Bringing together the voices of scholars, critics, makers, and curators, the inaugural volume of World
The increasing number of cameras, the number of individuals and spaces exposed to their effects, and the massive volume of photographs and video generated by those cameras and then shared, posted, streamed, installed, and screened across the globe suggests that it might be time to re-evaluate these questions and return to a set of first principles. Within the field of documentary, the camera is often thought of as a key tool of transparency in a democratic politics of publicity, one where the camera aids in making publics by making public that which remains hidden. But a contemporary surplus of recording devices produces as many dilemmas as it may resolve: it might be said to produce not more democracy but more suspicion, and their ubiquity comes at a time when many are experiencing more precarity than stability.

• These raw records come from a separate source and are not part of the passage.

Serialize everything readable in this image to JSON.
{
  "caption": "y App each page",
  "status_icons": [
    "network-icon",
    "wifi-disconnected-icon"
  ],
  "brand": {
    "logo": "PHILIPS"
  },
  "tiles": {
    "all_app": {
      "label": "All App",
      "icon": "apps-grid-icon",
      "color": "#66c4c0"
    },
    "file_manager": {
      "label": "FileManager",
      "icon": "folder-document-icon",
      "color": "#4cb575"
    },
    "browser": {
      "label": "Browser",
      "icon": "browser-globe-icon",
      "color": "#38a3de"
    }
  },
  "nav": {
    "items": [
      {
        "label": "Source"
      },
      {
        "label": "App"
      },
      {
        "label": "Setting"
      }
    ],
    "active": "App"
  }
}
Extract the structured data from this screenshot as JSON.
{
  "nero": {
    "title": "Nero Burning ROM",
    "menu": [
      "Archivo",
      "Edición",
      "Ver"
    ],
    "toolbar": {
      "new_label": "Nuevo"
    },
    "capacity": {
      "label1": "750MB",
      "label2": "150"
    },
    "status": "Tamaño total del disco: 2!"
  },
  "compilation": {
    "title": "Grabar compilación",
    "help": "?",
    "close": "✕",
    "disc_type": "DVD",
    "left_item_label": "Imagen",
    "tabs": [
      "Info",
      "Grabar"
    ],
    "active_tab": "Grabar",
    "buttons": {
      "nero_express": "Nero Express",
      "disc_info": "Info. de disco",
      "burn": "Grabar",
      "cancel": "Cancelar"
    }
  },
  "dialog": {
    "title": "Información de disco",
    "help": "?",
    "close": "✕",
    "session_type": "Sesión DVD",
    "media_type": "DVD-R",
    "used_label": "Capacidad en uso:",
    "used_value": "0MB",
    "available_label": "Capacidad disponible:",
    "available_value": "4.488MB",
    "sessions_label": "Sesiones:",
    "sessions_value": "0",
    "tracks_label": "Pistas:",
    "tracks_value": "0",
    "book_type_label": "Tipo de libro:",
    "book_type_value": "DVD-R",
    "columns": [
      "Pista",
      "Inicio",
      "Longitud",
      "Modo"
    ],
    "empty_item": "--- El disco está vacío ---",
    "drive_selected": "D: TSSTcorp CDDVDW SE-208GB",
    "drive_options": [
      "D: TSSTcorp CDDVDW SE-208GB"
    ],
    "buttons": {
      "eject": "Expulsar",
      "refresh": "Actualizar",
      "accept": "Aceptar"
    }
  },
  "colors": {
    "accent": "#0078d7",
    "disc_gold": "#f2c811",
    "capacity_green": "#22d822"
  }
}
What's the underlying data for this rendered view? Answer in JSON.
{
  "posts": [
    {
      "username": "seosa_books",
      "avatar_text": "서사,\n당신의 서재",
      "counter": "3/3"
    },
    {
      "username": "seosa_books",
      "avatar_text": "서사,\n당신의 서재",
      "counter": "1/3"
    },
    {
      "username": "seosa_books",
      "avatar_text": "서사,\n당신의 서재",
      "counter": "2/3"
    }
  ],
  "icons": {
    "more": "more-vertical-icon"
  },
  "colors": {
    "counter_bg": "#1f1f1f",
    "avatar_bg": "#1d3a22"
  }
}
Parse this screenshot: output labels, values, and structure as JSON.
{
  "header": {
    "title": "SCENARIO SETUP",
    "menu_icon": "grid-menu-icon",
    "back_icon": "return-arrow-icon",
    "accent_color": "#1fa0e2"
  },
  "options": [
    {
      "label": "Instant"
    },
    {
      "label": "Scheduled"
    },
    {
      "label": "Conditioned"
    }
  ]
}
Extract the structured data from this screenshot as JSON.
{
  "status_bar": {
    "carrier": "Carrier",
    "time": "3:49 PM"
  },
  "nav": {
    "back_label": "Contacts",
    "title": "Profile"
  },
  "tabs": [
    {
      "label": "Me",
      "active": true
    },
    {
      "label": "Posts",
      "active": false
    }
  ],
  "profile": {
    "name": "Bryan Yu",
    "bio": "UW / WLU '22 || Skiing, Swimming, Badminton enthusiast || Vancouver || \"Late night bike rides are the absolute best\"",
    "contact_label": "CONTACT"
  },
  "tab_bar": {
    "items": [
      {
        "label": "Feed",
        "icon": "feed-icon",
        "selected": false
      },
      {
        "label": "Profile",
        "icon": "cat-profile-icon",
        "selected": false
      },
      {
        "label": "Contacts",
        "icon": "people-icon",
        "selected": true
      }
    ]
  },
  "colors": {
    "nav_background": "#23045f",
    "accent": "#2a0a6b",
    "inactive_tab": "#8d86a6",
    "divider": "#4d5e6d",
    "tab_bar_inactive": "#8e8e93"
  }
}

We solicit papers and abstracts on questions that help to explore and expand upon the contradictions of our present social and technological moment by addressing questions including, but not limited to, the themes listed below.
Social and Technological Conditions
In our “24/7” culture, as described by Jonathan Crary, new media might be defined by the increased demands that emerging technologies like the camera place upon our bodies. At the same time, we can challenge what’s so new about new camera technologies by exploring the larger social and economic narratives, demands, and goals that are set in motion and inscribed into industrial and production processes long before the technologies that absorb those narratives appear in the marketplace.
· Relationship between developments in new camera technologies and documentary discourses of access, intimacy, and publicity.
· Augmented and virtual reality technologies and the politics and aesthetics of immersion.
· Emerging camera technologies and their relationship and challenges to agency as a superintending concept of documentary study.
· Explorations of recent nonfiction projects realized through the implementation of very particular camera technologies.
· Explorations of films and filmmakers that situate these questions in the larger frame of documentary history.
Cameraless and Imageless Documentary Studies
According to Ariella Azoulay, the photograph is but one of a number of outcomes in the “event of photography,” a phrase that she uses to refer to the nearly endless possibilities catalyzed by the presence of a camera in a social space.
· Explorations of the social and political effects of the presence of the documentary camera outside of the images that the camera produces.
· Recent and historical cinema practices that elide traditional cinematic apparatuses.
What Can Cameras Do?
In recent years, many media makers have increasingly described their work as “mapping spaces” rather than “revealing” or “recording.”
· What are the implications for the primacy of the camera as documentary turns to the charting of invisible flows?
· Studies of projects that frame personal recording devices, privacy, and empowerment.
· Explorations of projects that frame and rework the perspectival assumptions built into camera optics.
Deadline for electronic submission of 3,500 – 4,500 word essays formatted in Chicago Style, short abstract, brief bio, and bibliography is March 10, 2017. Please prep submissions for anonymous review.
Alternately, the deadline for electronic submissions of 500 word abstract, brief bio, and sample bibliography is February 20, 2017 with notification by March 20, 2017.